I had a few hours after an early morning San Antonio meeting this week, so I decided to explore a few of the creeks in the surrounding area. I recently purchased a 6 foot 6 inch Daiwa Soyokaze telescopic graphite rod that fits nicely into my traveling suitcase when collapsed. This ultra sensitive and delicate rod is perfectly designed for the micro-fishing I have been doing. With no guides or reel seat, a length of line is attached to the terminal flexible lilian and you are immediately transported to those childhood days of cane pole fishing. What a delight this simplicity returns to the fishing experience!
Cibolo Creek runs east of San Antonio and is a major tributary of the San Antonio river. I had time to fish one access point at a road crossing. The water was turbid, but I could see several surface minnows, so started with my micro setup. A small pinch of worm was all it took to interest my first Texas micro, the Blackstripe Topminnow (Fundulus notalus) and a new species for the lifelist as well!
This species is known to have a silver-white spot on top of its head….which showed up quite well in this photo….
I could see other small schooling fish close to the surface, but they stayed out of my reach toward the center of the creek where the current was stronger. Now I see why I need that 10 foot version of the Soyokaze!
I then changed rigs for a larger hook and float to test for other inhabitants of this spot. I was immediately rewarded with a series of Longear Sunfish ( Lepomis megalotis) with coloration much different from those of my local southern Alabama waters. These fish are beautiful, some with much more blue on the face and extending onto the sides. Here are a couple noteworthy examples.

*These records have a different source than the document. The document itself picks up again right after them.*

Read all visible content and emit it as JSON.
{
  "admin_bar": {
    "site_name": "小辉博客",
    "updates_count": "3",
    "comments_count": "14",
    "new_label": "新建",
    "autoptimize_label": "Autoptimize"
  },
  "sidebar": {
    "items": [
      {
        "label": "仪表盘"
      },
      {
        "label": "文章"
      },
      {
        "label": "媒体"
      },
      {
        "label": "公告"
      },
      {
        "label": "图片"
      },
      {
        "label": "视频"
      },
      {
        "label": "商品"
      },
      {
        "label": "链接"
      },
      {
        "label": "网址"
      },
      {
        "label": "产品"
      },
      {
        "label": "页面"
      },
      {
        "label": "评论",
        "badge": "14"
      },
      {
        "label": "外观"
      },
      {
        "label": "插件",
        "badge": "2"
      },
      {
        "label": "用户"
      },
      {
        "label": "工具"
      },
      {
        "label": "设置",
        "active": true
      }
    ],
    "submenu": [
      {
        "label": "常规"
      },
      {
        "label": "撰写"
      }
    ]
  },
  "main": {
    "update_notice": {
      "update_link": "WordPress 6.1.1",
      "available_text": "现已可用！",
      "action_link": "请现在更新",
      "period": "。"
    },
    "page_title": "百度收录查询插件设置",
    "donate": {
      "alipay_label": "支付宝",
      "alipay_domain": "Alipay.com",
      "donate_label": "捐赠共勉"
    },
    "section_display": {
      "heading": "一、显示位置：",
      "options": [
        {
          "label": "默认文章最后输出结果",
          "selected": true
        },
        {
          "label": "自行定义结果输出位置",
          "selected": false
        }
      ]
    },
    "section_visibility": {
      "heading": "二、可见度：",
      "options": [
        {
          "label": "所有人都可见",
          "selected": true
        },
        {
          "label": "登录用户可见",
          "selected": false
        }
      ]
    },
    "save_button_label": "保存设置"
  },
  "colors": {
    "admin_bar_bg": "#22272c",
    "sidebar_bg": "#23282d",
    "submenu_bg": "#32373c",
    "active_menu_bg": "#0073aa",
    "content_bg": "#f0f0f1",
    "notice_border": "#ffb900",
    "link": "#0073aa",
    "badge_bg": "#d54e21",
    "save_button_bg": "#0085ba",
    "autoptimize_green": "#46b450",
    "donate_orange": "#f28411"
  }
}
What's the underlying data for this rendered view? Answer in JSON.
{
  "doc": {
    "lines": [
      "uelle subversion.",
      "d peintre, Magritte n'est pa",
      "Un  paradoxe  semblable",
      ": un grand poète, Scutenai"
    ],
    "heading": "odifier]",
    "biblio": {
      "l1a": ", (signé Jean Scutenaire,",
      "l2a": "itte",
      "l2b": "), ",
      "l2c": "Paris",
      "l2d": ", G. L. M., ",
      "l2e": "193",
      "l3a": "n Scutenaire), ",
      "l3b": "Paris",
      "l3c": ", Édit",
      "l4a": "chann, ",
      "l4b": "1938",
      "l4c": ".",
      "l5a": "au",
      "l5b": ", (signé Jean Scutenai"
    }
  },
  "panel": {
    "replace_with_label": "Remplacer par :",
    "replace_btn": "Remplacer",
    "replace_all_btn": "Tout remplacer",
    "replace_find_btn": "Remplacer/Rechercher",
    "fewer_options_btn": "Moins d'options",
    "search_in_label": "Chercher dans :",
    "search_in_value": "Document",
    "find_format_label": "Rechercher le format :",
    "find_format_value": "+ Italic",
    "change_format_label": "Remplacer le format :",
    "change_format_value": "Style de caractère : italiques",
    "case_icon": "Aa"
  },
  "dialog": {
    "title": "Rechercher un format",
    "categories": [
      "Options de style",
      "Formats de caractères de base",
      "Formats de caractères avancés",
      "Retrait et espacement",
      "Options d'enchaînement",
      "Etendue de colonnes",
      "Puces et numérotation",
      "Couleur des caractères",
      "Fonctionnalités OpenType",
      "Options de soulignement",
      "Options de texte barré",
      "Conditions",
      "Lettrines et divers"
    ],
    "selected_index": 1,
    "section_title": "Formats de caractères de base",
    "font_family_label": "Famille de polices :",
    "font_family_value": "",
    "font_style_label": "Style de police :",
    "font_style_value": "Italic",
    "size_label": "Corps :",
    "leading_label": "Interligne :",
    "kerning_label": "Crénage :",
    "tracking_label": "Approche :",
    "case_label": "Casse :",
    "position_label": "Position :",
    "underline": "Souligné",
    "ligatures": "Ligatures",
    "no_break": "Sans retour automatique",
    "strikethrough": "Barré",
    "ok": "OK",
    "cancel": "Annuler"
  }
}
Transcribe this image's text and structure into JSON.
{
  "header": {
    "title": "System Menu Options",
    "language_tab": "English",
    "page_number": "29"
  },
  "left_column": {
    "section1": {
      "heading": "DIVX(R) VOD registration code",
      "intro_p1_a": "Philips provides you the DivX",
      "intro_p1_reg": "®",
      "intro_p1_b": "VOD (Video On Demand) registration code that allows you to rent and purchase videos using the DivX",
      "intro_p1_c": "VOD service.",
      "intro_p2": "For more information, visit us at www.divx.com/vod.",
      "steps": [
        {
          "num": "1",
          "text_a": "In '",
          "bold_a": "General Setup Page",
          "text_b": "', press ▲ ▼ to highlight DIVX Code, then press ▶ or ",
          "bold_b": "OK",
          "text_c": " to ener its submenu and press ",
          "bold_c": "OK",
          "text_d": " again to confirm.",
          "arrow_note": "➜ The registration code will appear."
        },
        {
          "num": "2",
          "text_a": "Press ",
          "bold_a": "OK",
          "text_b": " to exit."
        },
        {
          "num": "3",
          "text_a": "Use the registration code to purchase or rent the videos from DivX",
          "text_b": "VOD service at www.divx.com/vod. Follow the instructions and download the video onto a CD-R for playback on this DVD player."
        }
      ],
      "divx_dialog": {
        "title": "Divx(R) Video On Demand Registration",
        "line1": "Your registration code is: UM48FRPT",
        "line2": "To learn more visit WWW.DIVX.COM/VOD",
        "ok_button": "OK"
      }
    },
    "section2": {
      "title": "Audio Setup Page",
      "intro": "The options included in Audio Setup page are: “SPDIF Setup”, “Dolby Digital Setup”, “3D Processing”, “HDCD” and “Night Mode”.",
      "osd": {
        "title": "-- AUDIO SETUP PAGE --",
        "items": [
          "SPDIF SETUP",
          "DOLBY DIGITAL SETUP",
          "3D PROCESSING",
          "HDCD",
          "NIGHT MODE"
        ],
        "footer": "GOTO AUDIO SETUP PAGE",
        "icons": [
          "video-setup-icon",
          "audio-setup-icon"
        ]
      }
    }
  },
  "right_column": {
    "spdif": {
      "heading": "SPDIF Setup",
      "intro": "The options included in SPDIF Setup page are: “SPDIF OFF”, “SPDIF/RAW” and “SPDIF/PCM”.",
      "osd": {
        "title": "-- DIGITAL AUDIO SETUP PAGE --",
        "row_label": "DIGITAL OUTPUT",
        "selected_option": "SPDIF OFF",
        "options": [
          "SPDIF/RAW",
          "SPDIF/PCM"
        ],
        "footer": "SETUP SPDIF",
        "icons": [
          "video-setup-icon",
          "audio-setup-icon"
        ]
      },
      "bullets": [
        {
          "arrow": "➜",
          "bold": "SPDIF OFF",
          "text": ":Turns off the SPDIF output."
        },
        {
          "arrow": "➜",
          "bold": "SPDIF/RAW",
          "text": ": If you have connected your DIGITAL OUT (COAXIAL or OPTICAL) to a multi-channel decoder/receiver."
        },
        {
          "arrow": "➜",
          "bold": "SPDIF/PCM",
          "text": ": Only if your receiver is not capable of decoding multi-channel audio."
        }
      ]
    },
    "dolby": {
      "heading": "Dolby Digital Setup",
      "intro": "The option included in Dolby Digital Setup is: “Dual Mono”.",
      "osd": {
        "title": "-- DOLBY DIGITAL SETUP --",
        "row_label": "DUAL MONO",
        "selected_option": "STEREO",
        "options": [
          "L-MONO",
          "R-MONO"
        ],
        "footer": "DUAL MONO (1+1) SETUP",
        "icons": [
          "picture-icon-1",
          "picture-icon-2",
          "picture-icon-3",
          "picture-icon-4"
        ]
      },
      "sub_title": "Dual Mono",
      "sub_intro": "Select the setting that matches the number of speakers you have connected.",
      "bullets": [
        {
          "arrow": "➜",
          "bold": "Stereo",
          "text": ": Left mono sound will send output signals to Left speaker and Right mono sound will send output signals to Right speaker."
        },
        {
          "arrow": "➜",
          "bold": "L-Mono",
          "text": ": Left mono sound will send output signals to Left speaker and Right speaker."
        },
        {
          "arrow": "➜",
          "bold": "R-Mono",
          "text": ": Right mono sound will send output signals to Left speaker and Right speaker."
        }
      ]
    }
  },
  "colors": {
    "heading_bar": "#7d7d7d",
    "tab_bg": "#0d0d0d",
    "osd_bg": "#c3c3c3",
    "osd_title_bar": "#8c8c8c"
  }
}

I wanted to try another spot to find other species so I stopped at another creek crossing, this time the Santa Clara Creek, which joins Cibolo Creek below where I fished. This pool was densely murky, so much so that I doubted I would have much luck. I was quite surprised when I caught several Black Bullheads (Ameiurus melas) in quick succession. I also caught a few small Bluegill and Longears. The bank was very slippery with a sticky mud and my shoes soon gained several pounds in weight!
On the way back to the motel, I stopped at another spot on Santa Clara Creek and added another fish to the lifelist, the Western Mosquitofish ( Gambusia affinis). This was a very pregnant female with some colorful highlights. At this spot I saw a couple juvenile largemouth bass and a sizable Spotted Gar. Water here was only 12-18 inches deep and the fish were very wary and spooked easily.